Your objective: Scan the records below. List lines holding "data".
- - - -
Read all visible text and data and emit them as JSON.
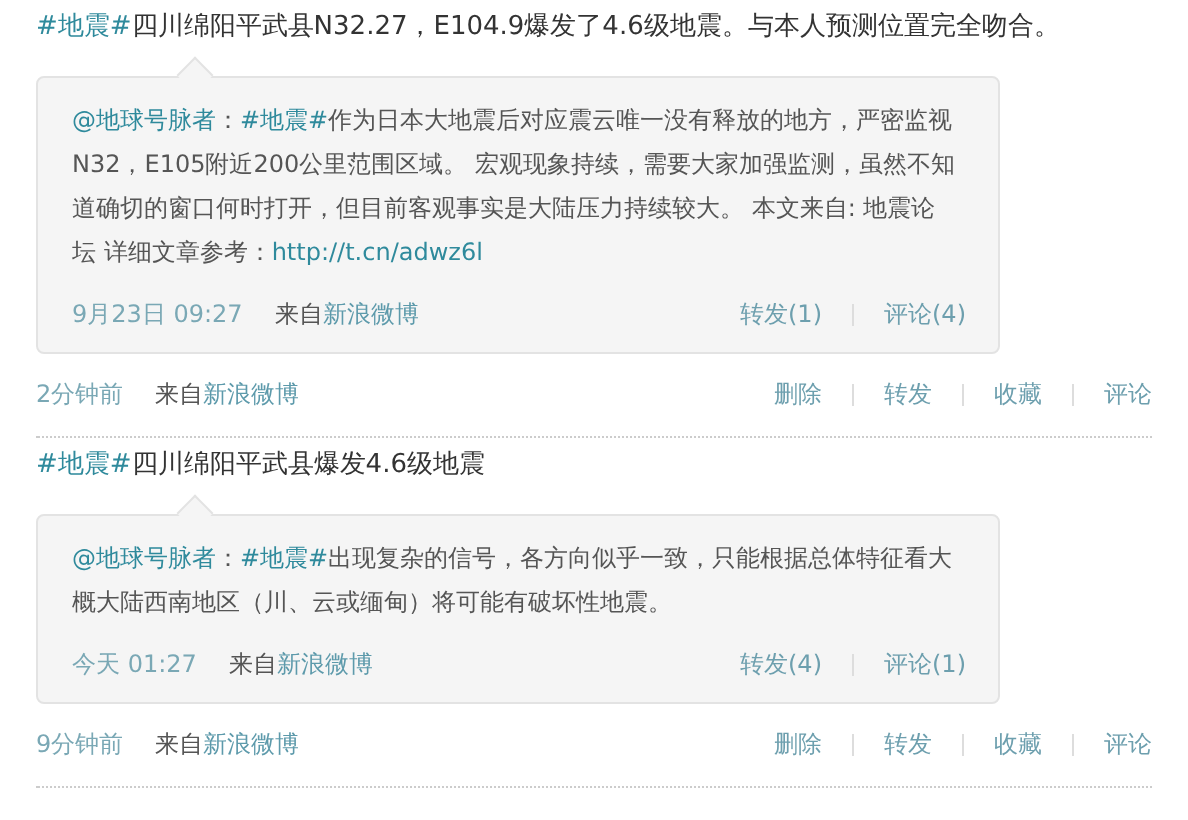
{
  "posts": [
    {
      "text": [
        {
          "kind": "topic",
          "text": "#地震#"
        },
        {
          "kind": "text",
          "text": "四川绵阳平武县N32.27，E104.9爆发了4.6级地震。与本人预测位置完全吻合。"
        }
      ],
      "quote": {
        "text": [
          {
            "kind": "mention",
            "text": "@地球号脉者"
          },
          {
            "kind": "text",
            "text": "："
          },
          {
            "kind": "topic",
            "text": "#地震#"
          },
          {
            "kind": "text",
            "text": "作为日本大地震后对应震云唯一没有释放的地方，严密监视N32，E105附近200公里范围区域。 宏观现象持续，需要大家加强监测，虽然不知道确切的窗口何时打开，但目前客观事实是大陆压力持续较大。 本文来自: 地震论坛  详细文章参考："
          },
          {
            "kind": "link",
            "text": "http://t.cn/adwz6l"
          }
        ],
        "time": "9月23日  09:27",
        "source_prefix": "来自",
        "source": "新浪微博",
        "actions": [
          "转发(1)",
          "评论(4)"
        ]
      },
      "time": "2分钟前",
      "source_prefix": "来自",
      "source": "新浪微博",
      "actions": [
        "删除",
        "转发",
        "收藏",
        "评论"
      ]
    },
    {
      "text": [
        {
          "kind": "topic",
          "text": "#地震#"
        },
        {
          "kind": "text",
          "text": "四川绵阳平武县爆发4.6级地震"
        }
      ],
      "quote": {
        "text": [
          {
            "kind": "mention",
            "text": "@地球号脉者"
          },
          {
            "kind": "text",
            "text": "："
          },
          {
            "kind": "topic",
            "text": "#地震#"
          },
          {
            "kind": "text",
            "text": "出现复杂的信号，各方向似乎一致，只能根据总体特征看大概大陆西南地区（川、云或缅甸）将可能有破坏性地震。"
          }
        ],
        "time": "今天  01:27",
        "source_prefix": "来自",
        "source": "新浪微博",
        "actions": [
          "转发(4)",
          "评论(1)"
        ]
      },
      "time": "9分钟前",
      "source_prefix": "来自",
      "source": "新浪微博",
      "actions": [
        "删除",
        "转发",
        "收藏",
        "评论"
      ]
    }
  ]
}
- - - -
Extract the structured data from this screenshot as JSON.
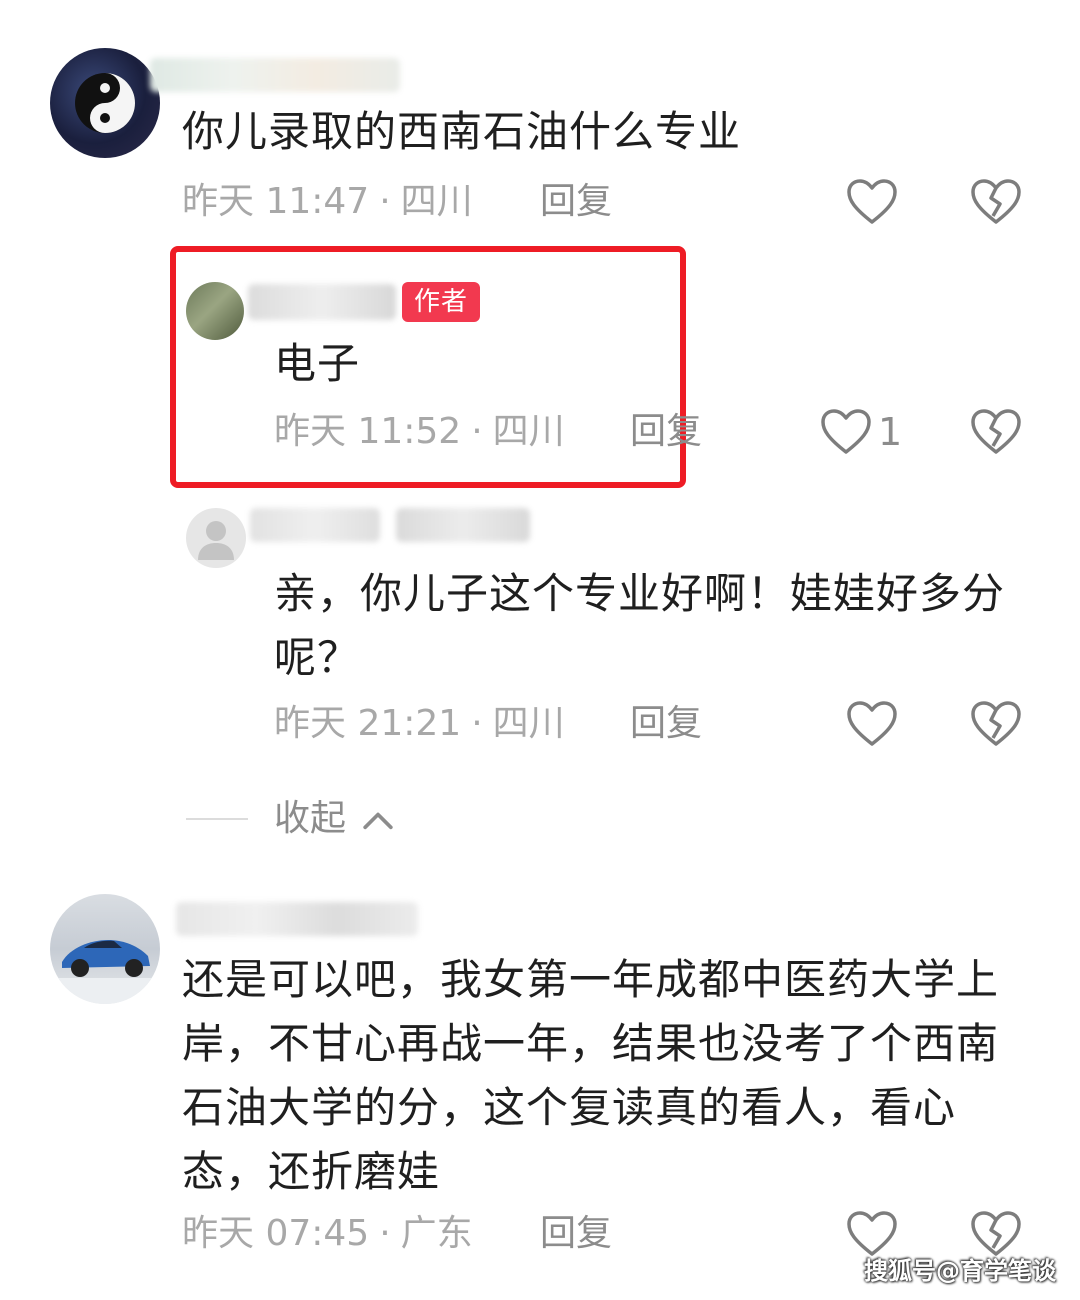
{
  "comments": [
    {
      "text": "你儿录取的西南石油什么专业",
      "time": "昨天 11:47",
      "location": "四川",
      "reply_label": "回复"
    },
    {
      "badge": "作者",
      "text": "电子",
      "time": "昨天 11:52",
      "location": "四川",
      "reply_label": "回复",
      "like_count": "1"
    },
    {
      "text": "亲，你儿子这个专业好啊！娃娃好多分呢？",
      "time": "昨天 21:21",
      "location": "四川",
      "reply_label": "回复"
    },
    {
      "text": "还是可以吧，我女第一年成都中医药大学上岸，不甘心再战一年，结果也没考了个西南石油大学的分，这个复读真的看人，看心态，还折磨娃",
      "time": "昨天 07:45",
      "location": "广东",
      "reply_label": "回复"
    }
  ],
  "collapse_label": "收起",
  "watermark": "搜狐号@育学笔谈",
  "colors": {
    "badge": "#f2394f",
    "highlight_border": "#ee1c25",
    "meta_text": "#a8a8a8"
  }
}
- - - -
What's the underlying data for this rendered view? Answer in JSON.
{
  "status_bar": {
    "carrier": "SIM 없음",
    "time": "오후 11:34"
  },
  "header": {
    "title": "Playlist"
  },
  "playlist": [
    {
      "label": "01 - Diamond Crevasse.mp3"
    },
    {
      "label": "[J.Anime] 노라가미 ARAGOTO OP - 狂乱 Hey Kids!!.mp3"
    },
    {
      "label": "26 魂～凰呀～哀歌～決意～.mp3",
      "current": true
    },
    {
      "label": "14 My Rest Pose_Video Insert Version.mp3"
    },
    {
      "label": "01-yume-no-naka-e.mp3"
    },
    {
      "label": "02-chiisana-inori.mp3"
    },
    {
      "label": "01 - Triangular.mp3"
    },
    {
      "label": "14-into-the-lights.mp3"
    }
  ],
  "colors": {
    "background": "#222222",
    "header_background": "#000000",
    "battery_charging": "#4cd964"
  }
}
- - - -
Result of this task:
Read all visible text and data and emit them as JSON.
Extract the structured data from this screenshot as JSON.
What's the underlying data for this rendered view? Answer in JSON.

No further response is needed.